TALES OF THE ARABIAN NIGHTS

MS 1776/04
MS Short Title ONE THOUSAND AND ONE NIGHTS
Text 1.HOMILIARY, INCLUDING PART OF ST. GREGORY: HOMILIAE IN EVANGELIA, LIB. II, HOM. 31, AND READING FROM MATTHEW 9:9 
2.THOUSAND AND ONE NIGHTS: THE FIRST AND SECOND FROM THE READING ACCORDING TO THE WAZIR FROM THE BAGHARI
Description MS in Latin and Arabic (text 2) on vellum, Latin Kingdom of Jerusalem, ca. 1150-1187, 2 partial ff., 19x14 cm, single column, (17x10 cm remaining), 16 lines remaining in Romanesque book script of medium quality; text 2: Palestine/Damascus, 13th c., 5 lines in Arabic naskhi.

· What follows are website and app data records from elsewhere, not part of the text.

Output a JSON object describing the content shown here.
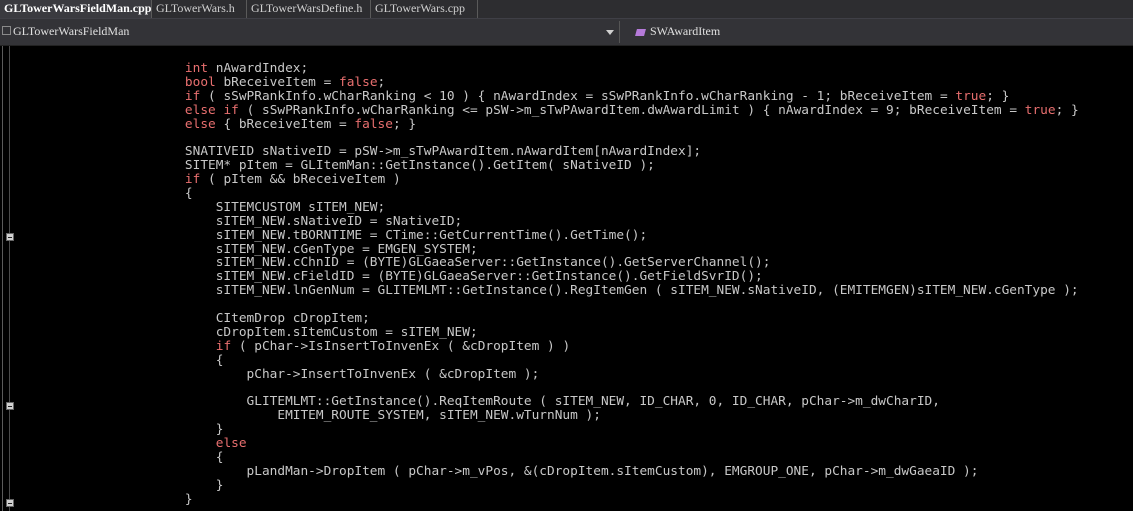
{
  "tabs": [
    {
      "label": "GLTowerWarsFieldMan.cpp",
      "active": true
    },
    {
      "label": "GLTowerWars.h",
      "active": false
    },
    {
      "label": "GLTowerWarsDefine.h",
      "active": false
    },
    {
      "label": "GLTowerWars.cpp",
      "active": false
    }
  ],
  "nav": {
    "scope_label": "GLTowerWarsFieldMan",
    "scope_icon": "class-icon",
    "member_label": "SWAwardItem",
    "member_icon": "member-function-icon"
  },
  "colors": {
    "background": "#000000",
    "keyword": "#e86f6f",
    "text": "#c8c8c8"
  },
  "code": [
    "int nAwardIndex;",
    "bool bReceiveItem = false;",
    "if ( sSwPRankInfo.wCharRanking < 10 ) { nAwardIndex = sSwPRankInfo.wCharRanking - 1; bReceiveItem = true; }",
    "else if ( sSwPRankInfo.wCharRanking <= pSW->m_sTwPAwardItem.dwAwardLimit ) { nAwardIndex = 9; bReceiveItem = true; }",
    "else { bReceiveItem = false; }",
    "",
    "SNATIVEID sNativeID = pSW->m_sTwPAwardItem.nAwardItem[nAwardIndex];",
    "SITEM* pItem = GLItemMan::GetInstance().GetItem( sNativeID );",
    "if ( pItem && bReceiveItem )",
    "{",
    "    SITEMCUSTOM sITEM_NEW;",
    "    sITEM_NEW.sNativeID = sNativeID;",
    "    sITEM_NEW.tBORNTIME = CTime::GetCurrentTime().GetTime();",
    "    sITEM_NEW.cGenType = EMGEN_SYSTEM;",
    "    sITEM_NEW.cChnID = (BYTE)GLGaeaServer::GetInstance().GetServerChannel();",
    "    sITEM_NEW.cFieldID = (BYTE)GLGaeaServer::GetInstance().GetFieldSvrID();",
    "    sITEM_NEW.lnGenNum = GLITEMLMT::GetInstance().RegItemGen ( sITEM_NEW.sNativeID, (EMITEMGEN)sITEM_NEW.cGenType );",
    "",
    "    CItemDrop cDropItem;",
    "    cDropItem.sItemCustom = sITEM_NEW;",
    "    if ( pChar->IsInsertToInvenEx ( &cDropItem ) )",
    "    {",
    "        pChar->InsertToInvenEx ( &cDropItem );",
    "",
    "        GLITEMLMT::GetInstance().ReqItemRoute ( sITEM_NEW, ID_CHAR, 0, ID_CHAR, pChar->m_dwCharID,",
    "            EMITEM_ROUTE_SYSTEM, sITEM_NEW.wTurnNum );",
    "    }",
    "    else",
    "    {",
    "        pLandMan->DropItem ( pChar->m_vPos, &(cDropItem.sItemCustom), EMGROUP_ONE, pChar->m_dwGaeaID );",
    "    }",
    "}"
  ],
  "keyword_prefixes": [
    [
      "int "
    ],
    [
      "bool ",
      "false"
    ],
    [
      "if",
      "true"
    ],
    [
      "else if",
      "true"
    ],
    [
      "else",
      "false"
    ],
    [],
    [],
    [],
    [
      "if"
    ],
    [],
    [],
    [],
    [],
    [],
    [],
    [],
    [],
    [],
    [],
    [],
    [
      "if"
    ],
    [],
    [],
    [],
    [],
    [],
    [],
    [
      "else"
    ],
    [],
    [],
    [],
    []
  ]
}
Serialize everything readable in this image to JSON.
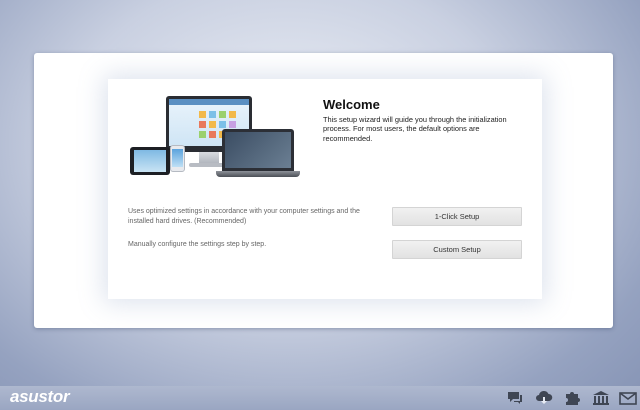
{
  "wizard": {
    "title": "Welcome",
    "description": "This setup wizard will guide you through the initialization process. For most users, the default options are recommended.",
    "options": [
      {
        "text": "Uses optimized settings in accordance with your computer settings and the installed hard drives. (Recommended)",
        "button": "1-Click Setup"
      },
      {
        "text": "Manually configure the settings step by step.",
        "button": "Custom Setup"
      }
    ]
  },
  "footer": {
    "logo": "asustor",
    "icons": [
      "chat-icon",
      "cloud-download-icon",
      "puzzle-icon",
      "bank-icon",
      "mail-icon"
    ]
  }
}
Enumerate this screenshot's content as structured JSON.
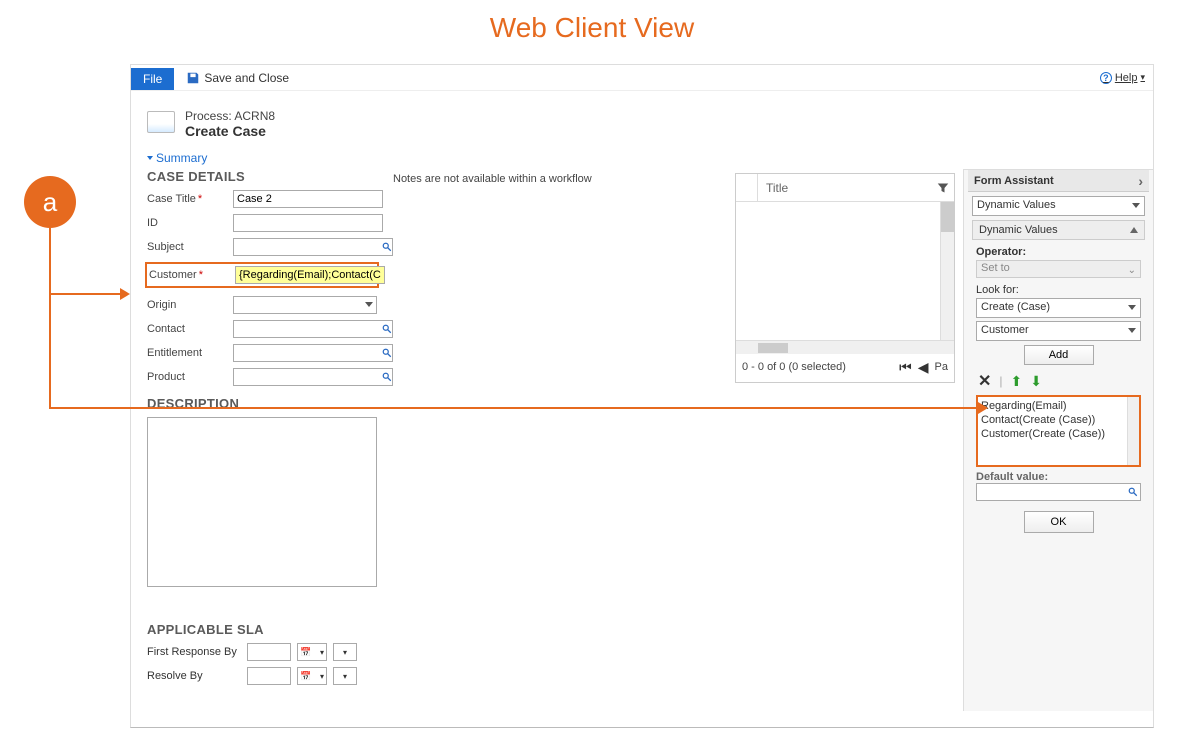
{
  "page_heading": "Web Client View",
  "annotation_badge": "a",
  "topbar": {
    "file_label": "File",
    "save_close_label": "Save and Close",
    "help_label": "Help"
  },
  "process": {
    "prefix": "Process:",
    "name": "ACRN8",
    "title": "Create Case"
  },
  "summary_link": "Summary",
  "case_details": {
    "section_title": "CASE DETAILS",
    "fields": {
      "case_title": {
        "label": "Case Title",
        "value": "Case 2",
        "required": true
      },
      "id": {
        "label": "ID",
        "value": ""
      },
      "subject": {
        "label": "Subject",
        "value": ""
      },
      "customer": {
        "label": "Customer",
        "value": "{Regarding(Email);Contact(Cr",
        "required": true
      },
      "origin": {
        "label": "Origin",
        "value": ""
      },
      "contact": {
        "label": "Contact",
        "value": ""
      },
      "entitlement": {
        "label": "Entitlement",
        "value": ""
      },
      "product": {
        "label": "Product",
        "value": ""
      }
    }
  },
  "description": {
    "section_title": "DESCRIPTION"
  },
  "sla": {
    "section_title": "APPLICABLE SLA",
    "first_response_label": "First Response By",
    "resolve_label": "Resolve By"
  },
  "notes_hint": "Notes are not available within a workflow",
  "grid": {
    "title_column": "Title",
    "footer_status": "0 - 0 of 0 (0 selected)",
    "page_label": "Pa"
  },
  "form_assistant": {
    "header": "Form Assistant",
    "main_select": "Dynamic Values",
    "sub_header": "Dynamic Values",
    "operator_label": "Operator:",
    "operator_value": "Set to",
    "look_for_label": "Look for:",
    "look_for_entity": "Create (Case)",
    "look_for_field": "Customer",
    "add_btn": "Add",
    "list_items": [
      "Regarding(Email)",
      "Contact(Create (Case))",
      "Customer(Create (Case))"
    ],
    "default_label": "Default value:",
    "ok_btn": "OK"
  }
}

Context The script is extremely close to that of the Psalter of Queen Melisande (B.L. Egerton MS.1139), written in Jerusalem by a European scribe probably in 1131-43. Only 5 other MSS of 12th c. crusader books have hitherto been identified: Cambridge, Fitzwilliam Museum McClean MS.49 (fragment), B.N. mss.lat.9396 and 12056, and Vatican cod.Vat.lat. 5974. All are luxury books, and rescued to the West in the face of the advancing armies of the Mameluks before 2nd October 1187.
Provenance 1. Church of the Holy Sepulchre, Latin Kingdom of Jerusalem (ca. 1150-1187); 2. Saracens, Palestine/Damascus (1187-); 3. Private owner, Damascus, Syria (-1993); 4. Sotheby's 6.12.1993:3d.
Commentary The importance of the Crusades in the history of medieval Europe can hardly be over-estimated. The liberation of the Holy places was looked upon as God's own work. Antioch fell to the Franks in 1098, Jerusalem in July 1099. In 1100, Baldwin, count of Edessa, was crowned king of Jerusalem. By about 1131 Jerusalem stood supreme as the Christian capital on the very edge of the world, principally a French and Genoese kingdom. The Church of the Holy Sepulchre was its cathedral, and followed from 1114, the western Latin liturgy according to the rule of St. Augustine. The Church must have been the leading scriptorium during this period. Jerusalem fell to Saladin on 2nd October 1187, the sacristy of the Church of the Holy Sepulchre was looted and destroyed, and its libraries were destroyed. The leaves in MS 1776 more or less double our knowledge of crusader MSS, and were perhaps the first Latin books ever seen by the Saracens, who, instead of destroying them all, kept some for their vellum. They used the vellum for that most quintessential of Middle Eastern romances and fairy tales, Thousand and One Nights, also known as the Tales of the Arabian nights. They origin from India, Iran, Iraq, Egypt and Turkey, and the tales of Aladdin, Ali Baba and Sindbad the Sailor have almost become part of Western folklore. The earliest known reference to the Thousand and One Nights is a 9th c. fragment, while the present MS is from the 12th c. collection where Egyptian fairy tales were included for the first time.
Exhibited Comité International de Palaéographie Latin (CIPL) at Senate House, University of London , 3 September 2008.
Place of origin Jerusalem
Dates ca. 1150-1187

Location